- establish and strengthen the relation of specialists with the endangered language communities and organisations in their region;
- report on best practice experiences of such EL communities in the field of language maintenance, revitalisation, etc.;
- disseminate Endangered Languages news stories and inform mass media about them;
- build links with linguistic and other professional organisations (national, local);
- contribute to (the preparation of) FEL conferences and publications in the FEL blog, Ogmios and on the FEL web site;
- support the documentation of endangered languages in their area and provide an inventory of existing material (archives, sound recordings, teaching materials, literature, etc.);
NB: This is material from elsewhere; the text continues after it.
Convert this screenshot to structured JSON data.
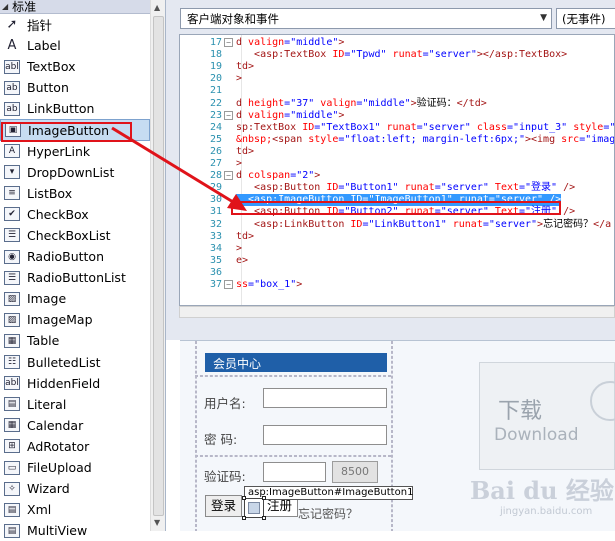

- set up fund-raising events and look for possible sponsors of the work of FEL in the area;
- join a network for area representatives, with whom information can be exchanged. For this purpose the internet plays an important role.
One of the organisations involved in working with (endangered) minority languages is the Mercator European Research Centre on Multilingualism and Language Learning. This is an independent and recognised centre for researchers, policy makers and other professionals. The Centre is hosted by the Fryske Akademy in the Netherlands, which concentrates on fundamental and applied research related to the Frisian language, culture, history and society.
Illustration 1. Mercator
The Mercator Centre is an academic platform where experts and policy makers can meet and exchange knowledge through conferences and workshops. With its Database of Experts, Mercator offers an overview of European expertise in the field of lesser-used languages. Via its Network of Schools, Mercator provides contacts between schools that teach lesser-used languages and the possibility to exchange ideas about their challenges.
The Centre shares knowledge via its publications:
- Mercator Regional Dossiers, written by local experts, describe policy and education of lesser-used languages;
- Research Reports, where results of the research projects are published and which are freely downloadable;
- the Mercator Network Newsletter, in which 2000 subscribers share news about lesser-used languages and upcoming events.
Mercator gathers knowledge from all European countries about multilingual education and legislation and provides information to places all over the world. As an example, one can mention the Regional Dossiers, which in recent times are also published about some of the endangered languages of the Russian Federation (Nenets, Khanty, Selkup, Udmurt). In this sense, there exists an important link with the work of the Foundation for Endangered Languages.
Illustration 2. Nenets dossier in Russian
Dossiers about these languages are also published in Russian in order to reach more local people. We have safeguarded and published historical language material, not only texts, but also sound recordings. The reconstruction of endangered sound archives provides material that can be used for the study and teaching of these languages, many of which are spoken in Siberia. This work can be considered as one of the aims of another regional organisation: the Foundation for Siberian Cultures, which works for the preservation of indigenous languages of Northern Eurasia. Learning tools and teaching materials by and for indigenous communities in Siberia may help to counteract the forces bringing about the loss of cultural diversity and the dissolution of local ethnic identities. Relevant learning tools have been and will be produced together with local experts using modern technologies. They are used for the teaching of the endangered languages to members of the local communities.